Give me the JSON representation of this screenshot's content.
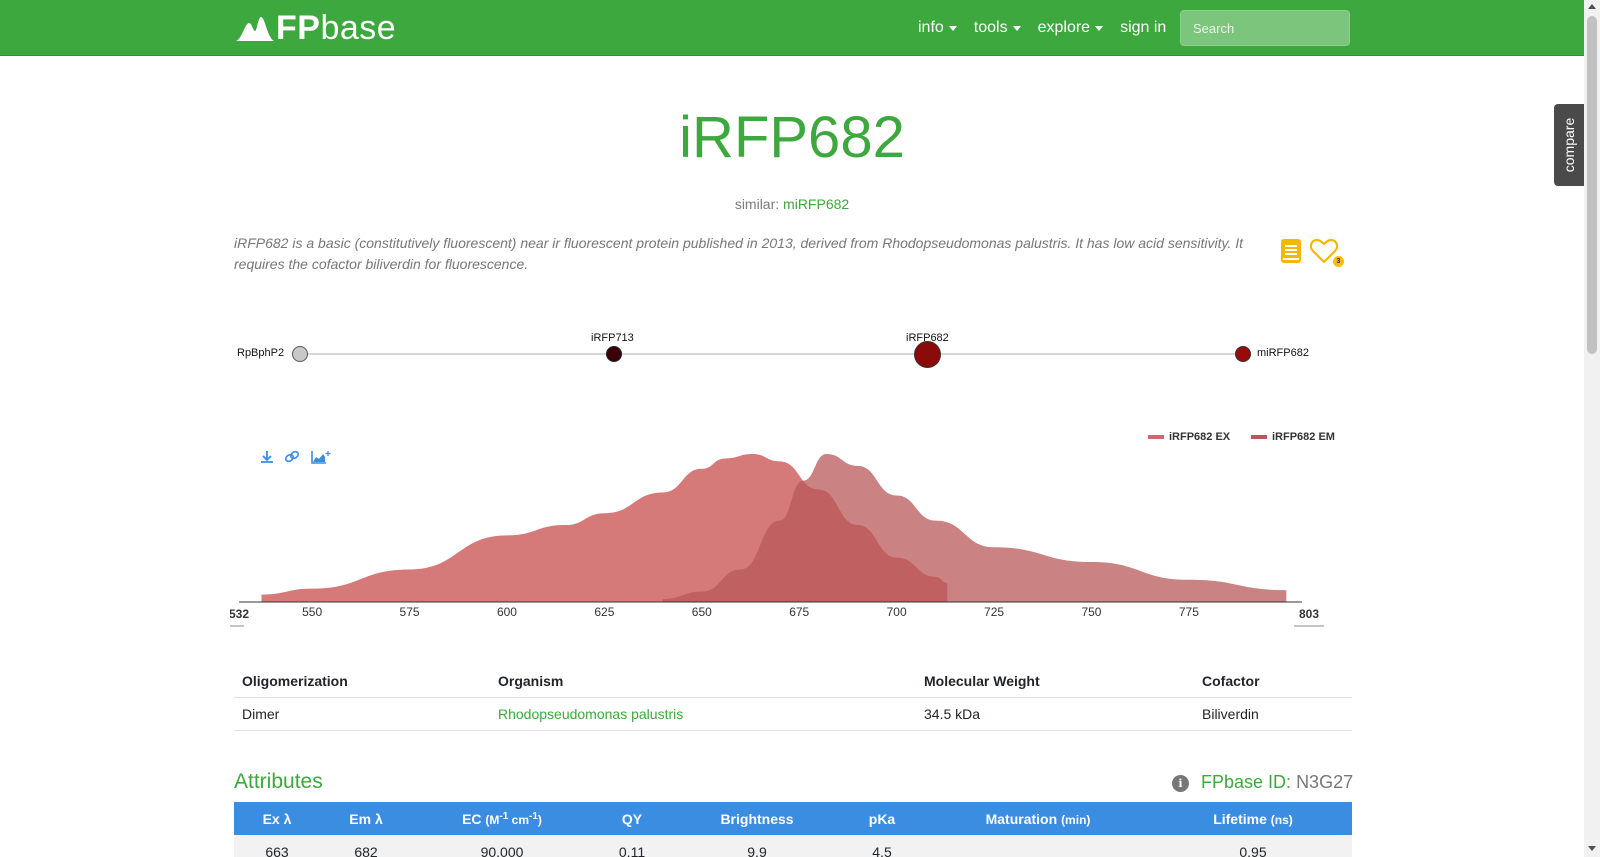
{
  "nav": {
    "brand_bold": "FP",
    "brand_light": "base",
    "items": [
      "info",
      "tools",
      "explore",
      "sign in"
    ],
    "search_placeholder": "Search",
    "color": "#3da83d"
  },
  "compare_tab": "compare",
  "protein": {
    "name": "iRFP682",
    "similar_label": "similar:",
    "similar_link": "miRFP682",
    "description": "iRFP682 is a basic (constitutively fluorescent) near ir fluorescent protein published in 2013, derived from Rhodopseudomonas palustris. It has low acid sensitivity. It requires the cofactor biliverdin for fluorescence.",
    "favorite_count": "3"
  },
  "lineage": {
    "nodes": [
      {
        "label": "RpBphP2",
        "color": "#c8c8c8"
      },
      {
        "label": "iRFP713",
        "color": "#3a0008"
      },
      {
        "label": "iRFP682",
        "color": "#8b0a0a"
      },
      {
        "label": "miRFP682",
        "color": "#9a0a0a"
      }
    ]
  },
  "chart_data": {
    "type": "area",
    "x_ticks": [
      550,
      575,
      600,
      625,
      650,
      675,
      700,
      725,
      750,
      775
    ],
    "x_min_label": "532",
    "x_max_label": "803",
    "xlim": [
      532,
      803
    ],
    "series": [
      {
        "name": "iRFP682 EX",
        "color": "#d06a6a",
        "x": [
          537,
          550,
          575,
          600,
          615,
          625,
          640,
          650,
          656,
          663,
          670,
          680,
          690,
          700,
          710,
          713
        ],
        "y": [
          0.05,
          0.09,
          0.22,
          0.45,
          0.52,
          0.6,
          0.74,
          0.9,
          0.97,
          1.0,
          0.95,
          0.76,
          0.52,
          0.3,
          0.17,
          0.13
        ]
      },
      {
        "name": "iRFP682 EM",
        "color": "#b85858",
        "x": [
          640,
          650,
          660,
          670,
          676,
          682,
          690,
          700,
          710,
          725,
          750,
          775,
          800
        ],
        "y": [
          0.02,
          0.07,
          0.22,
          0.55,
          0.82,
          1.0,
          0.92,
          0.72,
          0.55,
          0.37,
          0.27,
          0.15,
          0.08
        ]
      }
    ]
  },
  "legend": [
    "iRFP682 EX",
    "iRFP682 EM"
  ],
  "info_table": {
    "headers": [
      "Oligomerization",
      "Organism",
      "Molecular Weight",
      "Cofactor"
    ],
    "row": [
      "Dimer",
      "Rhodopseudomonas palustris",
      "34.5 kDa",
      "Biliverdin"
    ]
  },
  "attributes": {
    "title": "Attributes",
    "fpbase_id_label": "FPbase ID:",
    "fpbase_id": "N3G27",
    "headers": [
      "Ex λ",
      "Em λ",
      "EC",
      "QY",
      "Brightness",
      "pKa",
      "Maturation",
      "Lifetime"
    ],
    "ec_unit": "(M-1 cm-1)",
    "maturation_unit": "(min)",
    "lifetime_unit": "(ns)",
    "values": [
      "663",
      "682",
      "90,000",
      "0.11",
      "9.9",
      "4.5",
      "",
      "0.95"
    ],
    "header_color": "#3a8de0"
  }
}
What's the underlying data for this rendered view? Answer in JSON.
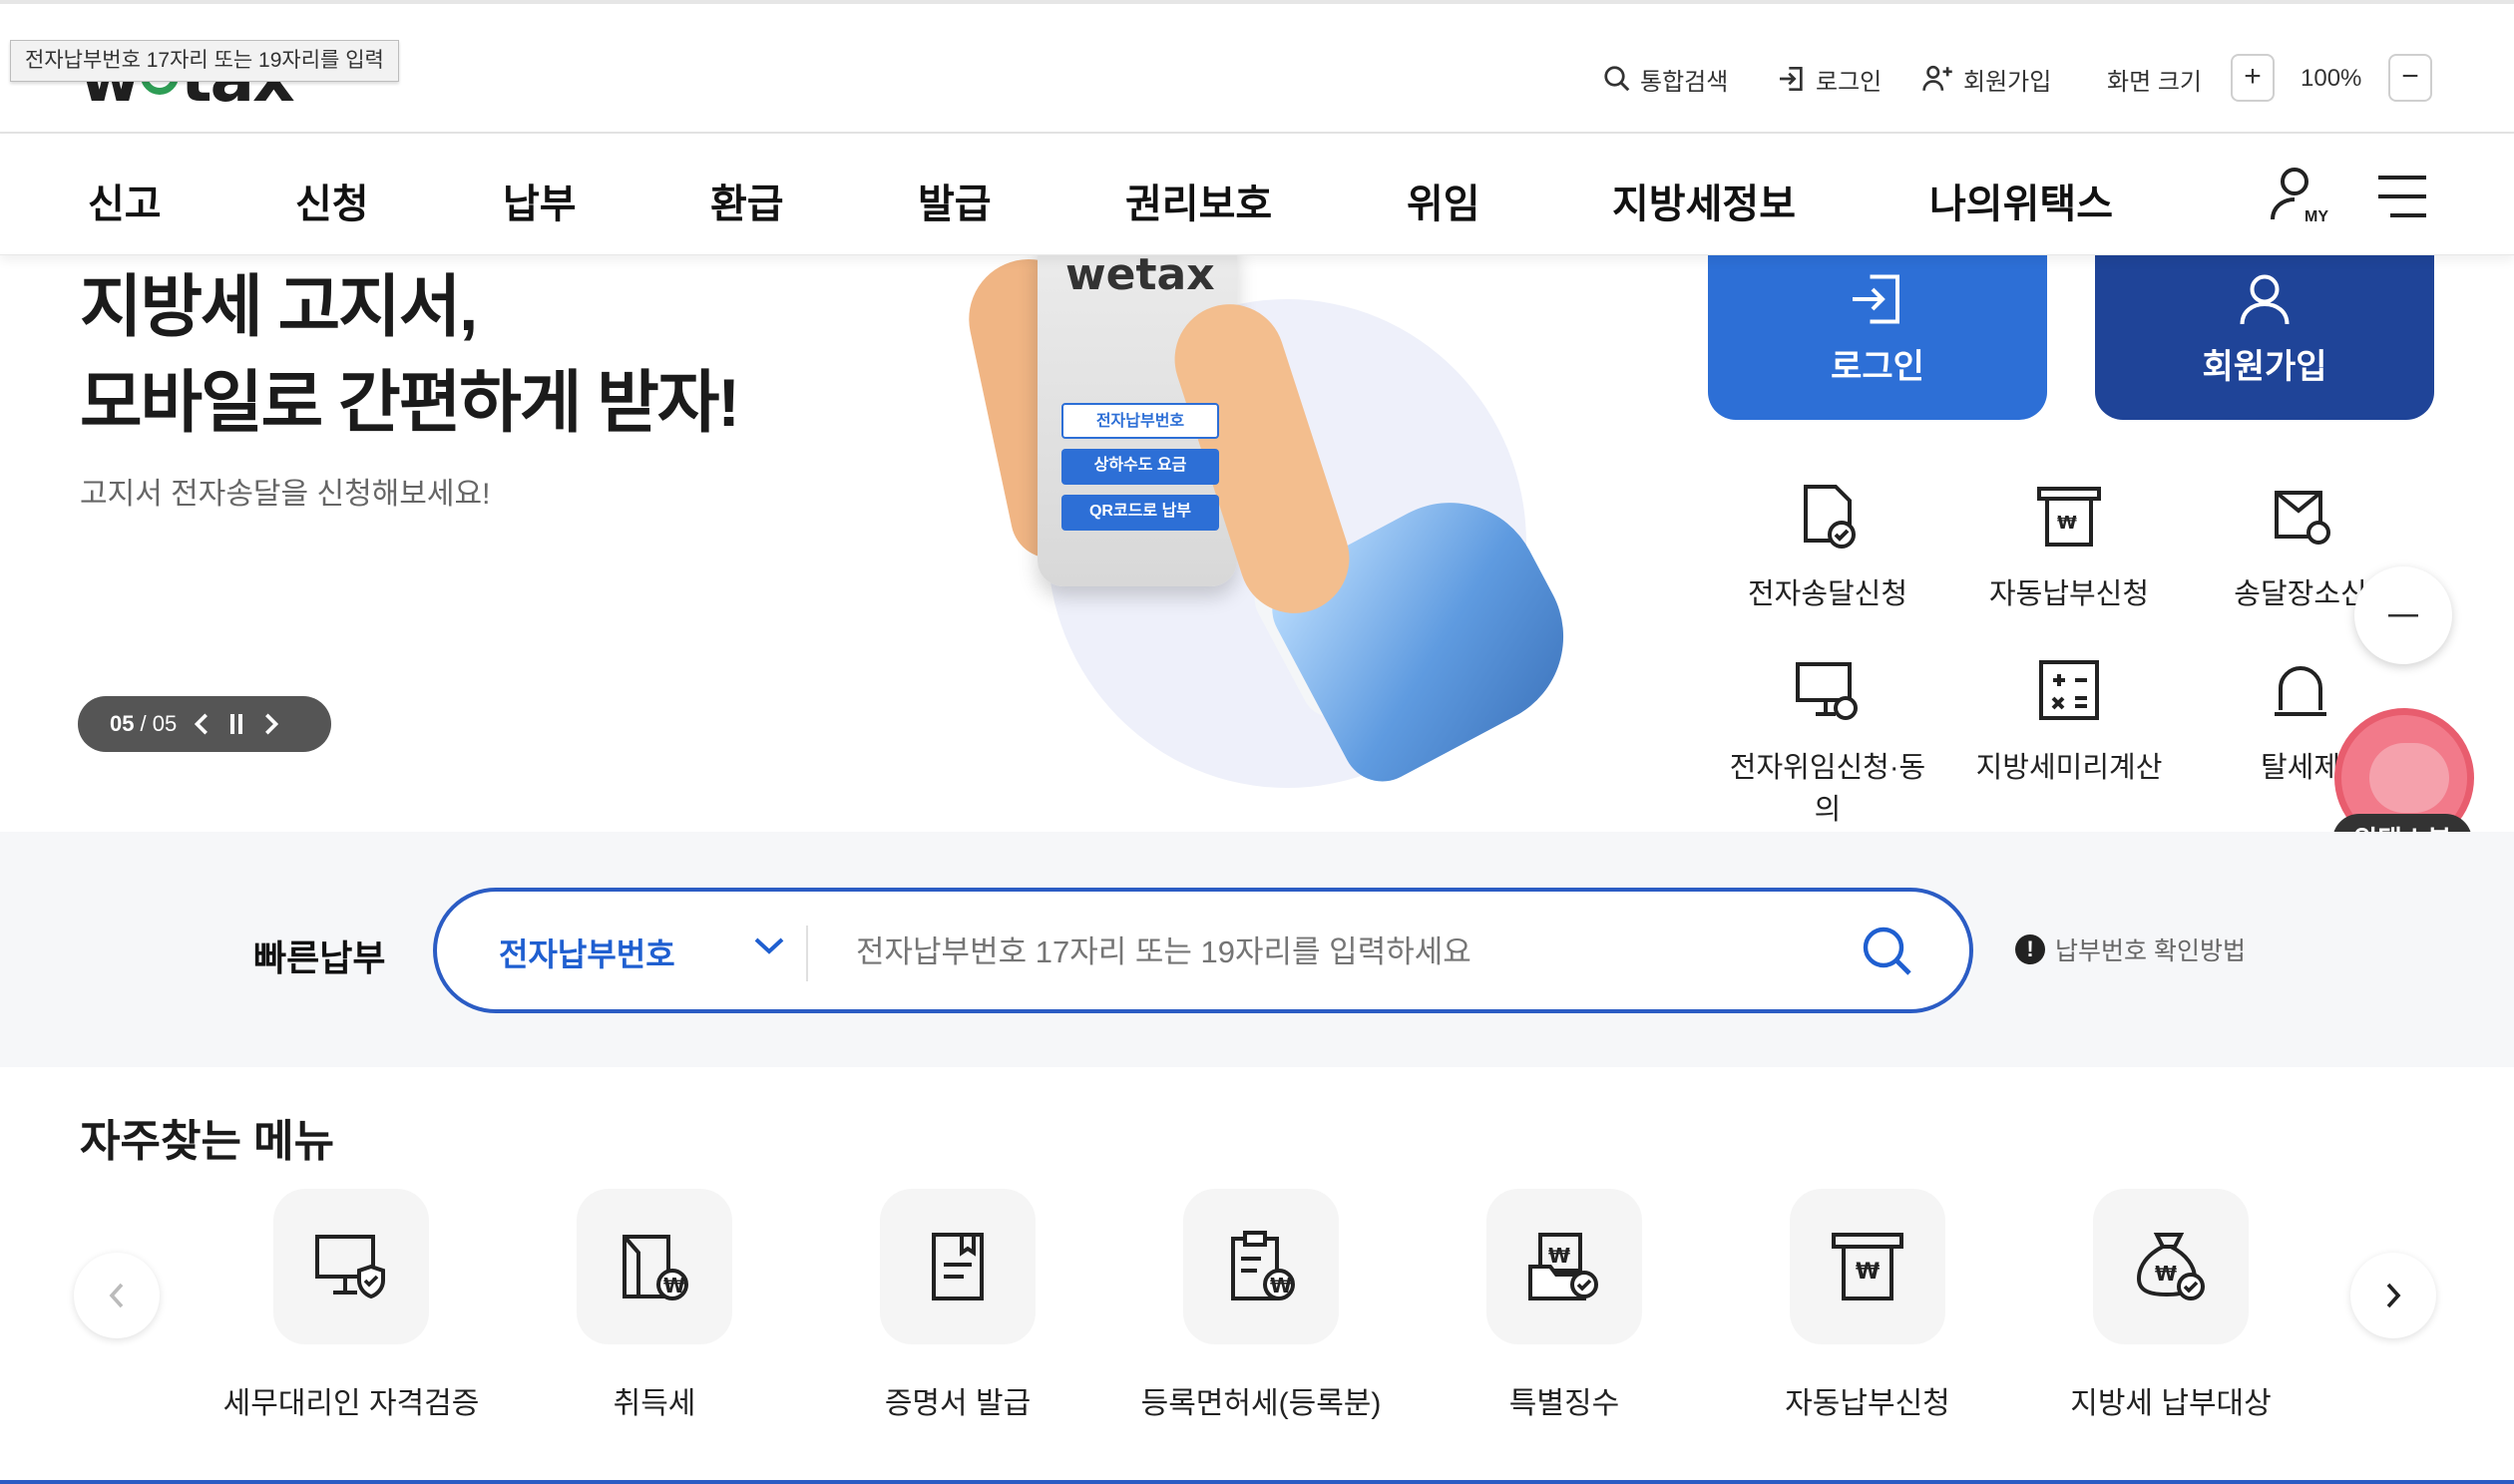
{
  "tooltip": "전자납부번호 17자리 또는 19자리를 입력",
  "header": {
    "logo": "wetax",
    "utility": {
      "search": "통합검색",
      "login": "로그인",
      "signup": "회원가입",
      "screen_size": "화면 크기",
      "zoom_in": "+",
      "zoom_level": "100%",
      "zoom_out": "−"
    }
  },
  "nav": {
    "items": [
      {
        "label": "신고"
      },
      {
        "label": "신청"
      },
      {
        "label": "납부"
      },
      {
        "label": "환급"
      },
      {
        "label": "발급"
      },
      {
        "label": "권리보호"
      },
      {
        "label": "위임"
      },
      {
        "label": "지방세정보"
      },
      {
        "label": "나의위택스"
      }
    ],
    "my_icon": "my-user-icon",
    "menu_icon": "hamburger-icon"
  },
  "hero": {
    "title_line1": "지방세 고지서,",
    "title_line2": "모바일로 간편하게 받자!",
    "subtitle": "고지서 전자송달을 신청해보세요!",
    "pager": {
      "current": "05",
      "total": "/ 05"
    },
    "phone": {
      "logo": "wetax",
      "btn1": "전자납부번호",
      "btn2": "상하수도 요금",
      "btn3": "QR코드로 납부"
    }
  },
  "right_panel": {
    "login_label": "로그인",
    "signup_label": "회원가입",
    "quick": [
      {
        "label": "전자송달신청"
      },
      {
        "label": "자동납부신청"
      },
      {
        "label": "송달장소신"
      },
      {
        "label": "전자위임신청·동의"
      },
      {
        "label": "지방세미리계산"
      },
      {
        "label": "탈세제"
      }
    ]
  },
  "floating": {
    "bot_label": "위택스봇"
  },
  "quick_pay": {
    "label": "빠른납부",
    "select_value": "전자납부번호",
    "placeholder": "전자납부번호 17자리 또는 19자리를 입력하세요",
    "help": "납부번호 확인방법"
  },
  "frequent": {
    "title": "자주찾는 메뉴",
    "items": [
      {
        "label": "세무대리인 자격검증"
      },
      {
        "label": "취득세"
      },
      {
        "label": "증명서 발급"
      },
      {
        "label": "등록면허세(등록분)"
      },
      {
        "label": "특별징수"
      },
      {
        "label": "자동납부신청"
      },
      {
        "label": "지방세 납부대상"
      }
    ]
  },
  "colors": {
    "primary_blue": "#2b5cc4",
    "login_blue": "#2d6fd6",
    "signup_navy": "#1f4498",
    "bot_pink": "#f27a8a"
  }
}
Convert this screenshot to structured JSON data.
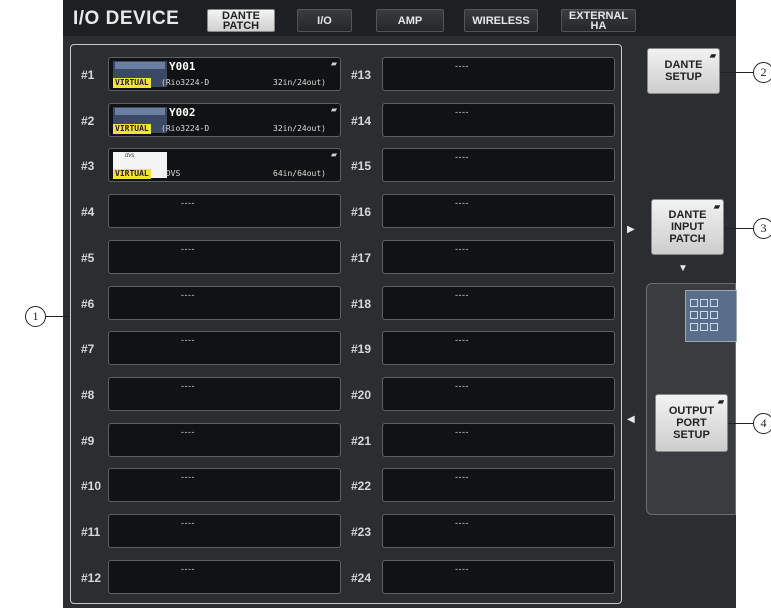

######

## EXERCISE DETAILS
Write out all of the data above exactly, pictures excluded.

## SOLUTION FOR THIS EXERCISE
Give me the JSON representation of this screenshot's content.
{
  "nav": {
    "brand_bold": "FP",
    "brand_light": "base",
    "items": [
      "info",
      "tools",
      "explore",
      "sign in"
    ],
    "search_placeholder": "Search",
    "color": "#3da83d"
  },
  "compare_tab": "compare",
  "protein": {
    "name": "iRFP682",
    "similar_label": "similar:",
    "similar_link": "miRFP682",
    "description": "iRFP682 is a basic (constitutively fluorescent) near ir fluorescent protein published in 2013, derived from Rhodopseudomonas palustris. It has low acid sensitivity. It requires the cofactor biliverdin for fluorescence.",
    "favorite_count": "3"
  },
  "lineage": {
    "nodes": [
      {
        "label": "RpBphP2",
        "color": "#c8c8c8"
      },
      {
        "label": "iRFP713",
        "color": "#3a0008"
      },
      {
        "label": "iRFP682",
        "color": "#8b0a0a"
      },
      {
        "label": "miRFP682",
        "color": "#9a0a0a"
      }
    ]
  },
  "chart_data": {
    "type": "area",
    "x_ticks": [
      550,
      575,
      600,
      625,
      650,
      675,
      700,
      725,
      750,
      775
    ],
    "x_min_label": "532",
    "x_max_label": "803",
    "xlim": [
      532,
      803
    ],
    "series": [
      {
        "name": "iRFP682 EX",
        "color": "#d06a6a",
        "x": [
          537,
          550,
          575,
          600,
          615,
          625,
          640,
          650,
          656,
          663,
          670,
          680,
          690,
          700,
          710,
          713
        ],
        "y": [
          0.05,
          0.09,
          0.22,
          0.45,
          0.52,
          0.6,
          0.74,
          0.9,
          0.97,
          1.0,
          0.95,
          0.76,
          0.52,
          0.3,
          0.17,
          0.13
        ]
      },
      {
        "name": "iRFP682 EM",
        "color": "#b85858",
        "x": [
          640,
          650,
          660,
          670,
          676,
          682,
          690,
          700,
          710,
          725,
          750,
          775,
          800
        ],
        "y": [
          0.02,
          0.07,
          0.22,
          0.55,
          0.82,
          1.0,
          0.92,
          0.72,
          0.55,
          0.37,
          0.27,
          0.15,
          0.08
        ]
      }
    ]
  },
  "legend": [
    "iRFP682 EX",
    "iRFP682 EM"
  ],
  "info_table": {
    "headers": [
      "Oligomerization",
      "Organism",
      "Molecular Weight",
      "Cofactor"
    ],
    "row": [
      "Dimer",
      "Rhodopseudomonas palustris",
      "34.5 kDa",
      "Biliverdin"
    ]
  },
  "attributes": {
    "title": "Attributes",
    "fpbase_id_label": "FPbase ID:",
    "fpbase_id": "N3G27",
    "headers": [
      "Ex λ",
      "Em λ",
      "EC",
      "QY",
      "Brightness",
      "pKa",
      "Maturation",
      "Lifetime"
    ],
    "ec_unit": "(M-1 cm-1)",
    "maturation_unit": "(min)",
    "lifetime_unit": "(ns)",
    "values": [
      "663",
      "682",
      "90,000",
      "0.11",
      "9.9",
      "4.5",
      "",
      "0.95"
    ],
    "header_color": "#3a8de0"
  }
}
What's the underlying data for this rendered view? Answer in JSON.
{
  "tooltip": "전자납부번호 17자리 또는 19자리를 입력",
  "header": {
    "logo": "wetax",
    "utility": {
      "search": "통합검색",
      "login": "로그인",
      "signup": "회원가입",
      "screen_size": "화면 크기",
      "zoom_in": "+",
      "zoom_level": "100%",
      "zoom_out": "−"
    }
  },
  "nav": {
    "items": [
      {
        "label": "신고"
      },
      {
        "label": "신청"
      },
      {
        "label": "납부"
      },
      {
        "label": "환급"
      },
      {
        "label": "발급"
      },
      {
        "label": "권리보호"
      },
      {
        "label": "위임"
      },
      {
        "label": "지방세정보"
      },
      {
        "label": "나의위택스"
      }
    ],
    "my_icon": "my-user-icon",
    "menu_icon": "hamburger-icon"
  },
  "hero": {
    "title_line1": "지방세 고지서,",
    "title_line2": "모바일로 간편하게 받자!",
    "subtitle": "고지서 전자송달을 신청해보세요!",
    "pager": {
      "current": "05",
      "total": "/ 05"
    },
    "phone": {
      "logo": "wetax",
      "btn1": "전자납부번호",
      "btn2": "상하수도 요금",
      "btn3": "QR코드로 납부"
    }
  },
  "right_panel": {
    "login_label": "로그인",
    "signup_label": "회원가입",
    "quick": [
      {
        "label": "전자송달신청"
      },
      {
        "label": "자동납부신청"
      },
      {
        "label": "송달장소신"
      },
      {
        "label": "전자위임신청·동의"
      },
      {
        "label": "지방세미리계산"
      },
      {
        "label": "탈세제"
      }
    ]
  },
  "floating": {
    "bot_label": "위택스봇"
  },
  "quick_pay": {
    "label": "빠른납부",
    "select_value": "전자납부번호",
    "placeholder": "전자납부번호 17자리 또는 19자리를 입력하세요",
    "help": "납부번호 확인방법"
  },
  "frequent": {
    "title": "자주찾는 메뉴",
    "items": [
      {
        "label": "세무대리인 자격검증"
      },
      {
        "label": "취득세"
      },
      {
        "label": "증명서 발급"
      },
      {
        "label": "등록면허세(등록분)"
      },
      {
        "label": "특별징수"
      },
      {
        "label": "자동납부신청"
      },
      {
        "label": "지방세 납부대상"
      }
    ]
  },
  "colors": {
    "primary_blue": "#2b5cc4",
    "login_blue": "#2d6fd6",
    "signup_navy": "#1f4498",
    "bot_pink": "#f27a8a"
  }
}
Convert this screenshot to structured JSON data.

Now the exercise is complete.